Lasting First Impressions of Primordia
Developed by Wormwood Studios | Published by Wadjet Eye Games
» Primordia is a point and click sci-fi adventure game that begins with our main characters Horatio and his side kick Crispin. They are both robots and live in a post-apocalyptic wasteland on a ship called Unnic. They are attacked by a menacing robot that steals their ship’s power core and they must find a way to get the backup generator running or they too will lose their charge and “die”.

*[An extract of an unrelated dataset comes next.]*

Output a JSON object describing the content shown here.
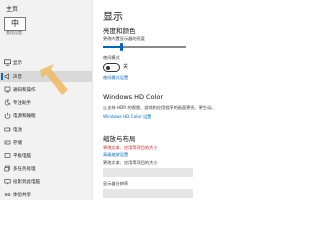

The game is pretty straight forward right off the bat. It’s very much surrounding the search for anything that you can use to solve various puzzles. When hovering over objects on the map, the cursor will show the name of an item if it can be picked up or examined. Without this feature, it would be next to impossible to find anything because they did a great job at blending important items into the map. You also have to get very crafty when it comes to solving the puzzles. You can observe the items you pick up and attempt to put them together, provided you have all the pieces. If you get stuck, your trusty side kick also helps you out to a certain extent, or should I say, until he’s tried of repeating himself. I managed to get stuck a few times because I didn’t realize I hadn’t explored a certain area. Just my luck that those areas contained all the necessary items I was looking for to continue on my quest. I was grateful that this was another adventure that has challenges which aren’t easy to solve. I enjoyed exploring the surroundings in search of items to complete my missions while also listening the witty banter between two robots that are very human in their interaction with each other.
The game’s design is stylistic with very minimal use of straight lines, which makes it different from most science fiction environments. I was confused by the graphics at first, thinking that I was playing in the wrong resolution, but the game is purposely designed in a lower resolution and it makes it feel as if it is not from this decade. Although I would have preferred seeing these gorgeous backgrounds and characters in HD, I still think it adds softness and comfort to see a game that’s not crisp and defined by today’s standards. I do love seeing small games rise to the foreground because of the time they dedicate to the design elements.
The game also has a considerable amount of sound design and dialogue. All the lines are recorded and the actors deliver their performances with purpose and meaning behind the words. The script is very well written to allow for that and, when I listen to the conversations and ideas that are being discussed, I really get a sense of Phillip K Dick’s “Do Androids Dream of Electric Sheep”. This is no ordinary point and click; there is a great deal of creative story telling and plot development at play here. This game would be difficult to enjoy by a younger audience but I’m glad that it was made exactly how the developers wanted rather than dumbing it down to satisfy everyone. They did a great job at setting the mood with their music. The details and the choices offered truly made me feel a part of this world which made the game quite immersive.
Wormwood Studios, I gave you an hour and I am IMPRESSED.